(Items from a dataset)
------------------------------------------------------------

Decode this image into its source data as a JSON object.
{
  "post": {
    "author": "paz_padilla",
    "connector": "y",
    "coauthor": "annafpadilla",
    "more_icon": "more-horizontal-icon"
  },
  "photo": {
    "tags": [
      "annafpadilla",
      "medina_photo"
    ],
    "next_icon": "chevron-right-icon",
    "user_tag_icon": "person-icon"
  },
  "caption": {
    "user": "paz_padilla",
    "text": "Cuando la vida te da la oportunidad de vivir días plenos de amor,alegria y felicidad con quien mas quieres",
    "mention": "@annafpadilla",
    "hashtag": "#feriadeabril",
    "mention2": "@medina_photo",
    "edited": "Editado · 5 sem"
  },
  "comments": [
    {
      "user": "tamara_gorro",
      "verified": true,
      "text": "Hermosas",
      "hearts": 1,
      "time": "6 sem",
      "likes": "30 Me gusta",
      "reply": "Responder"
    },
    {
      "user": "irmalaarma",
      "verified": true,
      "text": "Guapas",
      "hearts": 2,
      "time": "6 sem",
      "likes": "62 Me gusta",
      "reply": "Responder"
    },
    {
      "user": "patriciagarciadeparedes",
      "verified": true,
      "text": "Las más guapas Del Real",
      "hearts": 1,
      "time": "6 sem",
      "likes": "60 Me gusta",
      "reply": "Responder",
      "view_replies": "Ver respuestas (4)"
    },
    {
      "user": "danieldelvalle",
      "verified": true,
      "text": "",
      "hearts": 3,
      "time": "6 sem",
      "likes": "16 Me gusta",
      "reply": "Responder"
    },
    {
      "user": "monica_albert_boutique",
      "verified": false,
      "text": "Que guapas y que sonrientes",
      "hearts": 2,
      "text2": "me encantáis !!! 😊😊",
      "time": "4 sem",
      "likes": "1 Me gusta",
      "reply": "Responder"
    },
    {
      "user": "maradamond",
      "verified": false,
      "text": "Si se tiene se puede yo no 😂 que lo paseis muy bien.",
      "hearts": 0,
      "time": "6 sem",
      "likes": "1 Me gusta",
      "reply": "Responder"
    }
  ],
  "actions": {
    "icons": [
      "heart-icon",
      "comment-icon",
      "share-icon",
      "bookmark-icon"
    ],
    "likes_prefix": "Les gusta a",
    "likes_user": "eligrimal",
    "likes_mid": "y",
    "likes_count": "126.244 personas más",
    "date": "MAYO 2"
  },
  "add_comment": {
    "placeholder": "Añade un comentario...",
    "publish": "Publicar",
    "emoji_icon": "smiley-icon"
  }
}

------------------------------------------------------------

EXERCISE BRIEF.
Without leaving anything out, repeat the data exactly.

EXERCISE OUTPUT.
Decode this image into its source data as a JSON object.
{
  "post": {
    "author": "paz_padilla",
    "connector": "y",
    "coauthor": "annafpadilla",
    "more_icon": "more-horizontal-icon"
  },
  "photo": {
    "tags": [
      "annafpadilla",
      "medina_photo"
    ],
    "next_icon": "chevron-right-icon",
    "user_tag_icon": "person-icon"
  },
  "caption": {
    "user": "paz_padilla",
    "text": "Cuando la vida te da la oportunidad de vivir días plenos de amor,alegria y felicidad con quien mas quieres",
    "mention": "@annafpadilla",
    "hashtag": "#feriadeabril",
    "mention2": "@medina_photo",
    "edited": "Editado · 5 sem"
  },
  "comments": [
    {
      "user": "tamara_gorro",
      "verified": true,
      "text": "Hermosas",
      "hearts": 1,
      "time": "6 sem",
      "likes": "30 Me gusta",
      "reply": "Responder"
    },
    {
      "user": "irmalaarma",
      "verified": true,
      "text": "Guapas",
      "hearts": 2,
      "time": "6 sem",
      "likes": "62 Me gusta",
      "reply": "Responder"
    },
    {
      "user": "patriciagarciadeparedes",
      "verified": true,
      "text": "Las más guapas Del Real",
      "hearts": 1,
      "time": "6 sem",
      "likes": "60 Me gusta",
      "reply": "Responder",
      "view_replies": "Ver respuestas (4)"
    },
    {
      "user": "danieldelvalle",
      "verified": true,
      "text": "",
      "hearts": 3,
      "time": "6 sem",
      "likes": "16 Me gusta",
      "reply": "Responder"
    },
    {
      "user": "monica_albert_boutique",
      "verified": false,
      "text": "Que guapas y que sonrientes",
      "hearts": 2,
      "text2": "me encantáis !!! 😊😊",
      "time": "4 sem",
      "likes": "1 Me gusta",
      "reply": "Responder"
    },
    {
      "user": "maradamond",
      "verified": false,
      "text": "Si se tiene se puede yo no 😂 que lo paseis muy bien.",
      "hearts": 0,
      "time": "6 sem",
      "likes": "1 Me gusta",
      "reply": "Responder"
    }
  ],
  "actions": {
    "icons": [
      "heart-icon",
      "comment-icon",
      "share-icon",
      "bookmark-icon"
    ],
    "likes_prefix": "Les gusta a",
    "likes_user": "eligrimal",
    "likes_mid": "y",
    "likes_count": "126.244 personas más",
    "date": "MAYO 2"
  },
  "add_comment": {
    "placeholder": "Añade un comentario...",
    "publish": "Publicar",
    "emoji_icon": "smiley-icon"
  }
}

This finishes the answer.